> _Task description_
Among the lines of the records, find all that carry the word "leave" and copy them.

::::::::

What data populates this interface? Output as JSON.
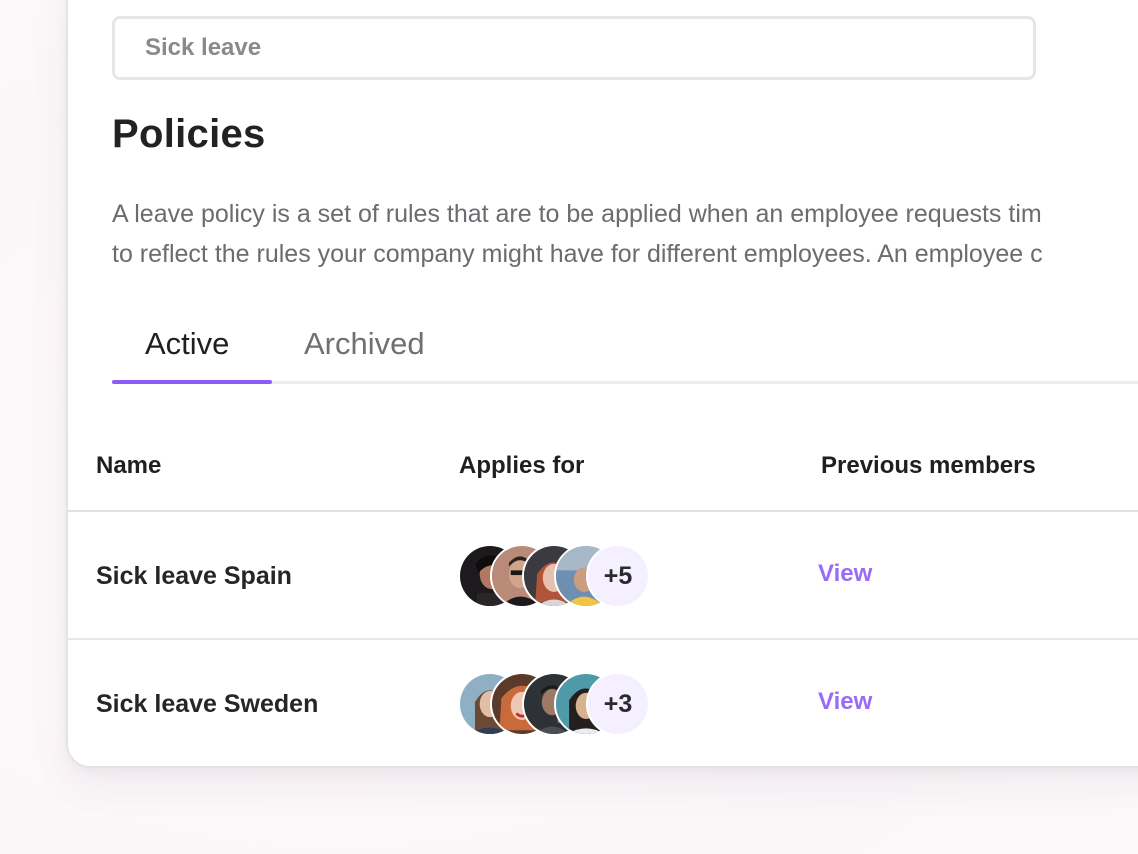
{
  "policy_name_input": {
    "value": "Sick leave"
  },
  "page": {
    "title": "Policies",
    "description_line1": "A leave policy is a set of rules that are to be applied when an employee requests tim",
    "description_line2": "to reflect the rules your company might have for different employees. An employee c"
  },
  "tabs": [
    {
      "label": "Active",
      "selected": true
    },
    {
      "label": "Archived",
      "selected": false
    }
  ],
  "table": {
    "columns": [
      "Name",
      "Applies for",
      "Previous members"
    ],
    "rows": [
      {
        "name": "Sick leave Spain",
        "avatar_icons": [
          "person-avatar",
          "person-avatar",
          "person-avatar",
          "person-avatar"
        ],
        "more_count": "+5",
        "action": "View"
      },
      {
        "name": "Sick leave Sweden",
        "avatar_icons": [
          "person-avatar",
          "person-avatar",
          "person-avatar",
          "person-avatar"
        ],
        "more_count": "+3",
        "action": "View"
      }
    ]
  },
  "colors": {
    "accent": "#8b5cf6",
    "link": "#9a6cf5",
    "more_badge_bg": "#f4f0ff"
  }
}
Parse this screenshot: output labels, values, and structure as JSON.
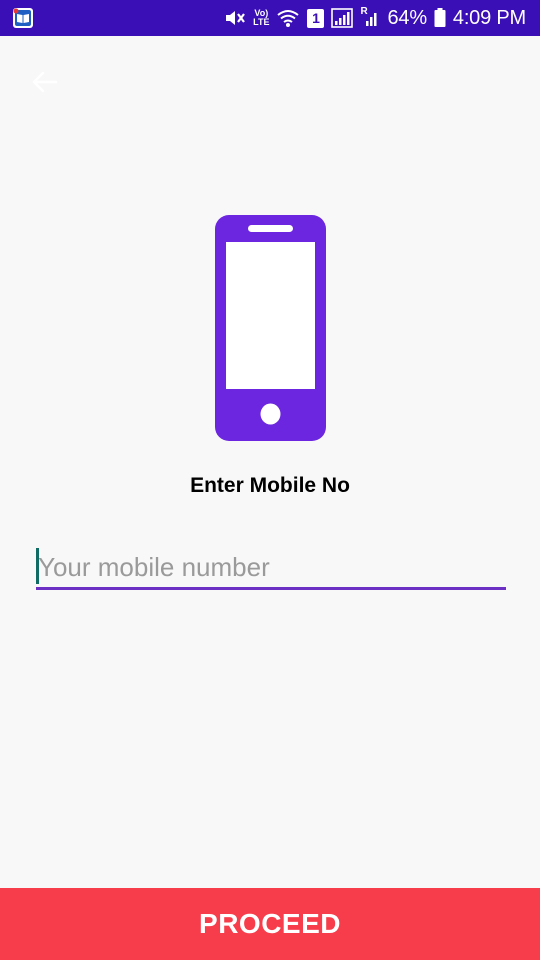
{
  "status_bar": {
    "volte_label_top": "Vo)",
    "volte_label_bottom": "LTE",
    "sim_slot": "1",
    "roaming_indicator": "R",
    "battery_percent": "64%",
    "time": "4:09 PM",
    "icons": [
      "app-notification-icon",
      "mute-icon",
      "volte-icon",
      "wifi-icon",
      "sim-icon",
      "signal-icon",
      "signal-roaming-icon",
      "battery-icon"
    ]
  },
  "header": {
    "back_icon": "arrow-left-icon"
  },
  "main": {
    "illustration_icon": "smartphone-icon",
    "title": "Enter Mobile No",
    "mobile_input": {
      "placeholder": "Your mobile number",
      "value": ""
    }
  },
  "footer": {
    "proceed_label": "PROCEED"
  },
  "colors": {
    "status_bar": "#3a0fb6",
    "accent_purple": "#6c31c4",
    "phone_purple": "#6c26df",
    "proceed_red": "#f73d4b",
    "background": "#f8f8f8"
  }
}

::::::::

> _Answer to this problem_
    "value": "Sick leave"
    "description_line1": "A leave policy is a set of rules that are to be applied when an employee requests tim",
        "name": "Sick leave Spain",
        "name": "Sick leave Sweden",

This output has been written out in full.